King cake. (Tom McCorkle for The Washington Post via Getty Images; food styling by Lisa Cherkasky for The Washington Post via Getty Images)

INDIANAPOLIS (WISH) — Ash Wednesday marks the beginning of Lent.

For the next 40 days and 40 nights, people of many faiths will practice fasting, spiritual cleansing, added prayer and self-reflection. Also on the list? Sacrifice. 

“Lent gives us an opportunity not only to reevaluate our spiritual well-being, but also our physical well-being,” said Kate Hake, registered dietitian at Indiana University Health. “Many believers choose to give up foods they consider unhealthy like red meat, soda or dessert.”

This can be a great thing, she says, but, to be successful, you have to ask yourself: What is the intention behind my sacrifice?

“I think our culture makes it easy to get caught up in the diet mentality. We tell ourselves we’re staying away from certain foods for religious reasons, but in the back of our minds we’re thinking: ‘Well, it’s actually because I want to lose 5 pounds.’”

Instead of focusing on restriction, Hake suggests focusing on what there is to gain. Whether it’s eliminating snacking, cutting caffeine or kicking a soda habit, she says there is plenty. 

Here are Hake’s tips on how to achieve your Lent goals:

Be aware of your surroundings and plan ahead: Let’s say you choose to sacrifice candy for Lent. Make sure to identify situations where you might be tempted. For example, a co-worker has a candy jar on their desk or your office participates in fun food Fridays. Think about what you can do to stay on track. Hake suggests packing an extra snack. Without it, it’s going to be much easier to reach for that candy jar. 

Be mindful of the people you surround yourself with: Share your intentions with people who are closest to you so they’re aware and can support your goal. If you want to increase your fitness, talk to a friend or your spouse. Ask them to encourage you to wake up earlier and go for a run instead of sleeping in the extra hour. 

Swap one habit for a better one: Alcohol is another popular thing people tend to cut back on during Lent. Try to recognize what triggers you to reach for that glass of wine. Perhaps it’s common after a rough day at work. Hake suggests using the time that would otherwise be spent drinking to journal instead. Or head out the door for an evening stroll. 

A slip-up is a chance to make it right: Let’s say you eat a cookie or miss your daily serving of vegetables. Encourage yourself to wake up the next day and strengthen your commitment — not quit on it! By avoiding this all-or-nothing mentality, you’re going to end up better off by the end of 40 days than you were if you just threw in the towel after Week 1.

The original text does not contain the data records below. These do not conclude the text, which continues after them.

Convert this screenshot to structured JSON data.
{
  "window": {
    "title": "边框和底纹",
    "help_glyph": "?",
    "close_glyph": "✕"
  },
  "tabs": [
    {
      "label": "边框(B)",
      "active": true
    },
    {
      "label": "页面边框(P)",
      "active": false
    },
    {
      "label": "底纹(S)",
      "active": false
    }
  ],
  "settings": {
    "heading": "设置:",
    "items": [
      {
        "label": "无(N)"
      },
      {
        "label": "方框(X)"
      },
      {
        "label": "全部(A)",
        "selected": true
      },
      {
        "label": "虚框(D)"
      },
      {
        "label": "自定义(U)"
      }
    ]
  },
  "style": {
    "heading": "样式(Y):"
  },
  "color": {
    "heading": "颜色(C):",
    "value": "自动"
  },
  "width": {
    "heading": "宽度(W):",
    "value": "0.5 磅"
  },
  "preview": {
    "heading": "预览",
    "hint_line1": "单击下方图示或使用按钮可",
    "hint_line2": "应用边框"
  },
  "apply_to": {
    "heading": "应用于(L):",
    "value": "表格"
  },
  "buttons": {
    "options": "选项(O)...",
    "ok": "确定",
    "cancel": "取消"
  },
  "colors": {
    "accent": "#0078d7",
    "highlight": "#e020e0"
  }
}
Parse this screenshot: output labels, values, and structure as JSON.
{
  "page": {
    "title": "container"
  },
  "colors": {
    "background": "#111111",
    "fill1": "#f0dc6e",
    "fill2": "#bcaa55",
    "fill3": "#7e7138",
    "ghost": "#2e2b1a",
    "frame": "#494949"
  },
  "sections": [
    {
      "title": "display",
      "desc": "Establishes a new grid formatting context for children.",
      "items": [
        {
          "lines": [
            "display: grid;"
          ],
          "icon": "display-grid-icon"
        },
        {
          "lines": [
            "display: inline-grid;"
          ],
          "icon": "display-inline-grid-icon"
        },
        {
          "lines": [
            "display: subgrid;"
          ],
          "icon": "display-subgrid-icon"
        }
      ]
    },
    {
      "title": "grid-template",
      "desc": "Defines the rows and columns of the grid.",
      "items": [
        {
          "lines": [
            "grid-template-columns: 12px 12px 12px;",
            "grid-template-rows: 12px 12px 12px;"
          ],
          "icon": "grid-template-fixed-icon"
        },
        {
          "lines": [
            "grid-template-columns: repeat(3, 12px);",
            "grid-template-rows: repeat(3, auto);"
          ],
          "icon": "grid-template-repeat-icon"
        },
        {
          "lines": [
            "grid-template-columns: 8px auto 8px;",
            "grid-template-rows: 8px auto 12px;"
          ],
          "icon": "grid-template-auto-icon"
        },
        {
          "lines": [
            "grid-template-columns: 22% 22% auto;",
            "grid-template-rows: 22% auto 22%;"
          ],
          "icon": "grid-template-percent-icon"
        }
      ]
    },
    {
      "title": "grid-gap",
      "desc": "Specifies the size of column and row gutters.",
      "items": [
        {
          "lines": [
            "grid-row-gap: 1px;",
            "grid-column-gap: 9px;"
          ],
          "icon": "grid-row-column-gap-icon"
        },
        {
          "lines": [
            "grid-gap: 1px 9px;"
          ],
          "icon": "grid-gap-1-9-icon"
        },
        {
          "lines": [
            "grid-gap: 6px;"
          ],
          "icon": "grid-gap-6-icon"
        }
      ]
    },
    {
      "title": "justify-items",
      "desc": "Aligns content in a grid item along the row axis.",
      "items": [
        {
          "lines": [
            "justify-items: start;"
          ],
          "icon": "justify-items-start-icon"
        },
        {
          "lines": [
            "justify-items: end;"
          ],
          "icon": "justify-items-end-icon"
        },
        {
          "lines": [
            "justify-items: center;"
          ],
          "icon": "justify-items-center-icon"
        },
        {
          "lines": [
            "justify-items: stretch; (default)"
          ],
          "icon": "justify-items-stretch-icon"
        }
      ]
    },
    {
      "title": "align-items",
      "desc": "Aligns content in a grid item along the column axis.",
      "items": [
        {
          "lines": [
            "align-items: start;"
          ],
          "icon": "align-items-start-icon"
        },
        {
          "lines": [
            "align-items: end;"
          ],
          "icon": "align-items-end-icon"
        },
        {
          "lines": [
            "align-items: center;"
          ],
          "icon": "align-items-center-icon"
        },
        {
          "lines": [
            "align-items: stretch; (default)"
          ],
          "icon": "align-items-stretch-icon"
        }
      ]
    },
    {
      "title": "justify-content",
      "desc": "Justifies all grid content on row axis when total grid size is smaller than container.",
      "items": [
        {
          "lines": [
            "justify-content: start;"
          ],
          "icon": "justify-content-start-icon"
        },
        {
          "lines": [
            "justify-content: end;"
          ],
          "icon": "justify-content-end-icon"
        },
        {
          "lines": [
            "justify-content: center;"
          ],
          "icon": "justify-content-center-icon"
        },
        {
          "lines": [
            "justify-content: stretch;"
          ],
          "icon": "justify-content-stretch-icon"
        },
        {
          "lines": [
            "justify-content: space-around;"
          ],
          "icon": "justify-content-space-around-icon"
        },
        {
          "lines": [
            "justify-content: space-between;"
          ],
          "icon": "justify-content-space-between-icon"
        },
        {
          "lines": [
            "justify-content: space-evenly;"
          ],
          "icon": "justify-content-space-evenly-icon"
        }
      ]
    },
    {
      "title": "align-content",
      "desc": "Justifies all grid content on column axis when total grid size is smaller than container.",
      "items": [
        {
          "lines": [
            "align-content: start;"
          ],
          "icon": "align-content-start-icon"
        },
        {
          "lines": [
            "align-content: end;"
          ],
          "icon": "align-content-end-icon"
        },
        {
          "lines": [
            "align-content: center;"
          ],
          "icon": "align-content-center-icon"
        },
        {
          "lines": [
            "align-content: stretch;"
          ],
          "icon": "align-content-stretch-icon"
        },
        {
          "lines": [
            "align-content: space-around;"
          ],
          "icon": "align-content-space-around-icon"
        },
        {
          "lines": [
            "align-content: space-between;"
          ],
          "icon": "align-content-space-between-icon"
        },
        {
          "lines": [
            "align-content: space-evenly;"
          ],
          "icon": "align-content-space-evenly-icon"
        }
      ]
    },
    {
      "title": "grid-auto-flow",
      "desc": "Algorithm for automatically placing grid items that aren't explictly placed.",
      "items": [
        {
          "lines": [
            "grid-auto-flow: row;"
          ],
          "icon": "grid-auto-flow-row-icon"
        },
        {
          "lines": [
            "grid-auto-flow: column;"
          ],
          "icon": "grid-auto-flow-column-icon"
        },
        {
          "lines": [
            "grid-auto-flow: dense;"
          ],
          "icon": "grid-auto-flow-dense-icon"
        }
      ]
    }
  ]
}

The smaller the sacrifice the more likely it will last: Lent is an opportunity to make a permanent change, not just a temporary one. If the goal is creating a healthy habit or removing a not-so-healthy one, it’s going to be more about consistency over time versus just removing/including whatever it is for 40 days. It is possible to elicit health behavior change that will last post the Easter holiday. But again, Hake says, it all comes back to the original question: What is the intention? Really think about what you want out of these next few weeks and possibly beyond.